TASK DETAILS
Apart from the pictures, output all of the records exactly.

*** Begin section ***

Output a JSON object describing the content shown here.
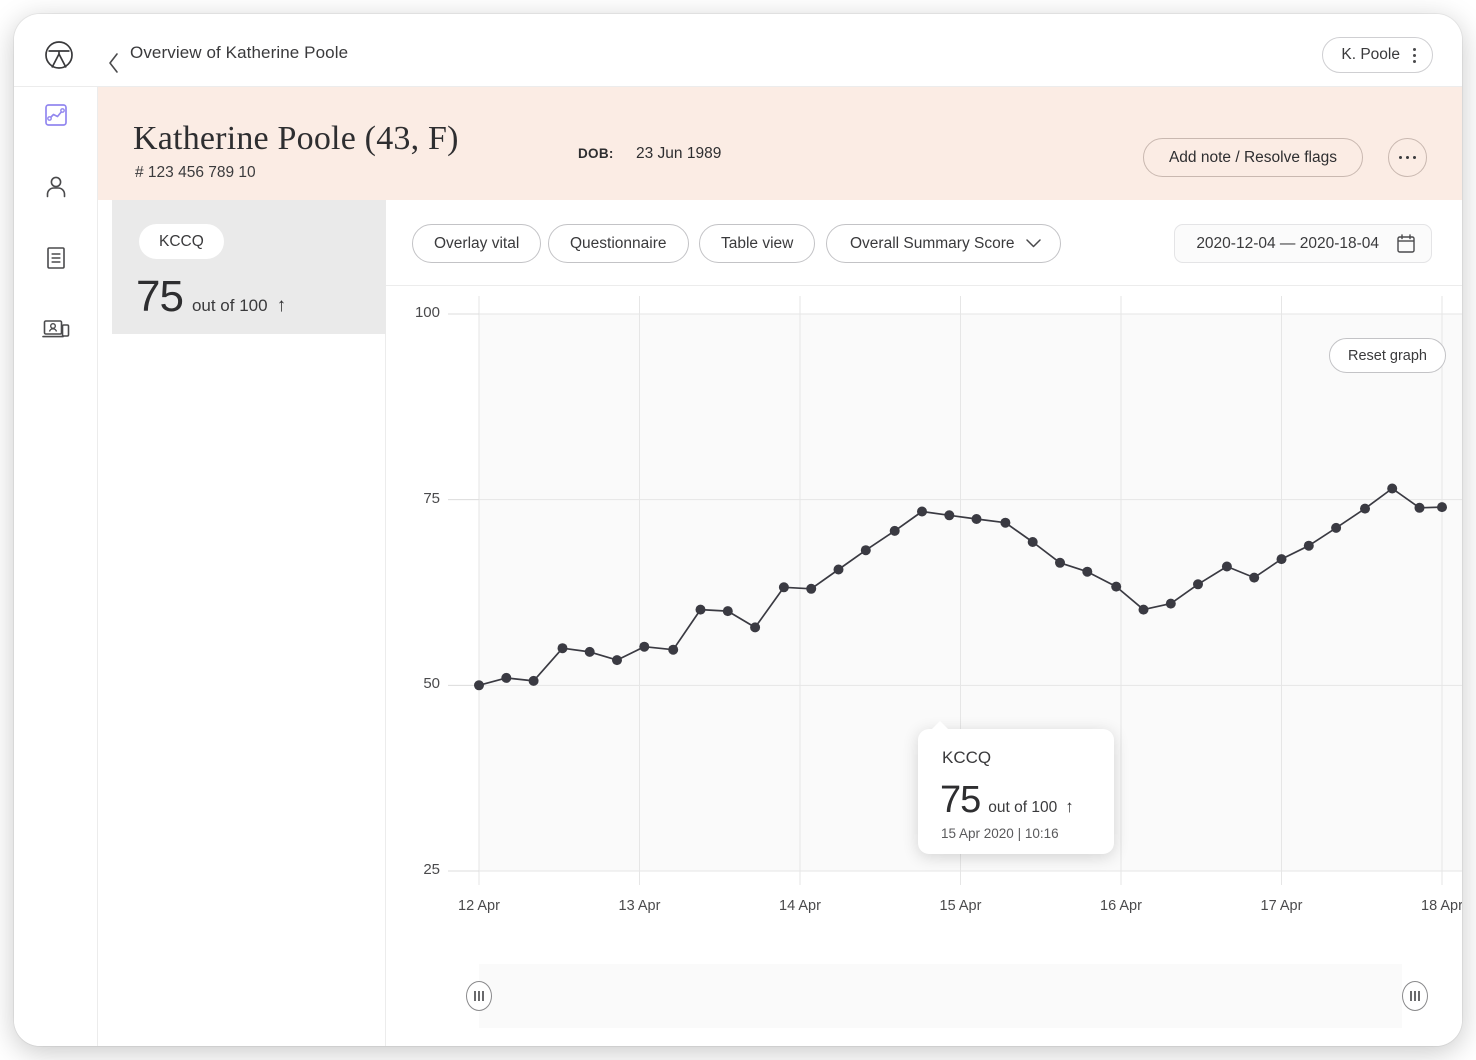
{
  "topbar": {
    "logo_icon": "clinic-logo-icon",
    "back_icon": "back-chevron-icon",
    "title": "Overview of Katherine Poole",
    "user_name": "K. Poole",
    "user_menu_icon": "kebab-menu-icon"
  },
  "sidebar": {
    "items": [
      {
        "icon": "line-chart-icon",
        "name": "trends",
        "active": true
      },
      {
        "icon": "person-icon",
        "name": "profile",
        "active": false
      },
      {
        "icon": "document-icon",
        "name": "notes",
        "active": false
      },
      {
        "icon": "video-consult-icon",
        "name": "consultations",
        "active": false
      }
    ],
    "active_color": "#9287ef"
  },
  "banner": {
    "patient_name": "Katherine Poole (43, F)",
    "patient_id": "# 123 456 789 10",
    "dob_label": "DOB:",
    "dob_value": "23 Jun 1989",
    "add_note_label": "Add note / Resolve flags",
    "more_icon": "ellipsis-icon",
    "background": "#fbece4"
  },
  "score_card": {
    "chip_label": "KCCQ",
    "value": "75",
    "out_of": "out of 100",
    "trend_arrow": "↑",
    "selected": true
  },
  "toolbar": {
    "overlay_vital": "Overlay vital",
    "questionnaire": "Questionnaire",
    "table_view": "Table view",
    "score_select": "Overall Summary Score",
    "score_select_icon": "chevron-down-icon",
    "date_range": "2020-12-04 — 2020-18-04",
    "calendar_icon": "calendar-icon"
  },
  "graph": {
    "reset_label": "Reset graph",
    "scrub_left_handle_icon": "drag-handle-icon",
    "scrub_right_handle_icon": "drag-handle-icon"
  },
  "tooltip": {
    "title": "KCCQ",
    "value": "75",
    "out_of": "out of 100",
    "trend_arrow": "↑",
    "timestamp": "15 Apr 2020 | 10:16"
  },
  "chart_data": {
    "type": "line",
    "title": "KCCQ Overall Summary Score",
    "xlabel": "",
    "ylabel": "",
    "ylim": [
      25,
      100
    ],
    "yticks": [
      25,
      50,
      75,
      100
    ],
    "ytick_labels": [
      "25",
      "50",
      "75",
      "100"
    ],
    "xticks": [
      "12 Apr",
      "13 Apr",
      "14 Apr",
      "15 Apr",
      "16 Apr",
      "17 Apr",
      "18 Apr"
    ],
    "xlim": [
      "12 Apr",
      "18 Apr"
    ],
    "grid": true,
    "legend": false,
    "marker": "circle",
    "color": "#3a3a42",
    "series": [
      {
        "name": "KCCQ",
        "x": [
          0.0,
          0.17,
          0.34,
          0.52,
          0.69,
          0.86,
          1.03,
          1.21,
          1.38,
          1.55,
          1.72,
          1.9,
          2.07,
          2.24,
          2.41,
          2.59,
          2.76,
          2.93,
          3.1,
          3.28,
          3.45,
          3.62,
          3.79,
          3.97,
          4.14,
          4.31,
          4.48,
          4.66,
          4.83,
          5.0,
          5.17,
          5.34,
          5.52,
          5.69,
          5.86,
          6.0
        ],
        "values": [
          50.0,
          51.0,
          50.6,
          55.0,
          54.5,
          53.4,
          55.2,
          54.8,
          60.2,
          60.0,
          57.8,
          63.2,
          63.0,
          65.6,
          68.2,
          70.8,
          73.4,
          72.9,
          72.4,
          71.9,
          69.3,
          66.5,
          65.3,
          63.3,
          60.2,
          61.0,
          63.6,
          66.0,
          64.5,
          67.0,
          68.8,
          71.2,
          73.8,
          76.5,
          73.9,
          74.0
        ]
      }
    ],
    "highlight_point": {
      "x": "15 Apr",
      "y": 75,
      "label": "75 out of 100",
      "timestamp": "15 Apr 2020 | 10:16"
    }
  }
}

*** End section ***

RESPONSE TO THIS TASK
Output a JSON object describing the content shown here.
{
  "topbar": {
    "logo_icon": "clinic-logo-icon",
    "back_icon": "back-chevron-icon",
    "title": "Overview of Katherine Poole",
    "user_name": "K. Poole",
    "user_menu_icon": "kebab-menu-icon"
  },
  "sidebar": {
    "items": [
      {
        "icon": "line-chart-icon",
        "name": "trends",
        "active": true
      },
      {
        "icon": "person-icon",
        "name": "profile",
        "active": false
      },
      {
        "icon": "document-icon",
        "name": "notes",
        "active": false
      },
      {
        "icon": "video-consult-icon",
        "name": "consultations",
        "active": false
      }
    ],
    "active_color": "#9287ef"
  },
  "banner": {
    "patient_name": "Katherine Poole (43, F)",
    "patient_id": "# 123 456 789 10",
    "dob_label": "DOB:",
    "dob_value": "23 Jun 1989",
    "add_note_label": "Add note / Resolve flags",
    "more_icon": "ellipsis-icon",
    "background": "#fbece4"
  },
  "score_card": {
    "chip_label": "KCCQ",
    "value": "75",
    "out_of": "out of 100",
    "trend_arrow": "↑",
    "selected": true
  },
  "toolbar": {
    "overlay_vital": "Overlay vital",
    "questionnaire": "Questionnaire",
    "table_view": "Table view",
    "score_select": "Overall Summary Score",
    "score_select_icon": "chevron-down-icon",
    "date_range": "2020-12-04 — 2020-18-04",
    "calendar_icon": "calendar-icon"
  },
  "graph": {
    "reset_label": "Reset graph",
    "scrub_left_handle_icon": "drag-handle-icon",
    "scrub_right_handle_icon": "drag-handle-icon"
  },
  "tooltip": {
    "title": "KCCQ",
    "value": "75",
    "out_of": "out of 100",
    "trend_arrow": "↑",
    "timestamp": "15 Apr 2020 | 10:16"
  },
  "chart_data": {
    "type": "line",
    "title": "KCCQ Overall Summary Score",
    "xlabel": "",
    "ylabel": "",
    "ylim": [
      25,
      100
    ],
    "yticks": [
      25,
      50,
      75,
      100
    ],
    "ytick_labels": [
      "25",
      "50",
      "75",
      "100"
    ],
    "xticks": [
      "12 Apr",
      "13 Apr",
      "14 Apr",
      "15 Apr",
      "16 Apr",
      "17 Apr",
      "18 Apr"
    ],
    "xlim": [
      "12 Apr",
      "18 Apr"
    ],
    "grid": true,
    "legend": false,
    "marker": "circle",
    "color": "#3a3a42",
    "series": [
      {
        "name": "KCCQ",
        "x": [
          0.0,
          0.17,
          0.34,
          0.52,
          0.69,
          0.86,
          1.03,
          1.21,
          1.38,
          1.55,
          1.72,
          1.9,
          2.07,
          2.24,
          2.41,
          2.59,
          2.76,
          2.93,
          3.1,
          3.28,
          3.45,
          3.62,
          3.79,
          3.97,
          4.14,
          4.31,
          4.48,
          4.66,
          4.83,
          5.0,
          5.17,
          5.34,
          5.52,
          5.69,
          5.86,
          6.0
        ],
        "values": [
          50.0,
          51.0,
          50.6,
          55.0,
          54.5,
          53.4,
          55.2,
          54.8,
          60.2,
          60.0,
          57.8,
          63.2,
          63.0,
          65.6,
          68.2,
          70.8,
          73.4,
          72.9,
          72.4,
          71.9,
          69.3,
          66.5,
          65.3,
          63.3,
          60.2,
          61.0,
          63.6,
          66.0,
          64.5,
          67.0,
          68.8,
          71.2,
          73.8,
          76.5,
          73.9,
          74.0
        ]
      }
    ],
    "highlight_point": {
      "x": "15 Apr",
      "y": 75,
      "label": "75 out of 100",
      "timestamp": "15 Apr 2020 | 10:16"
    }
  }
}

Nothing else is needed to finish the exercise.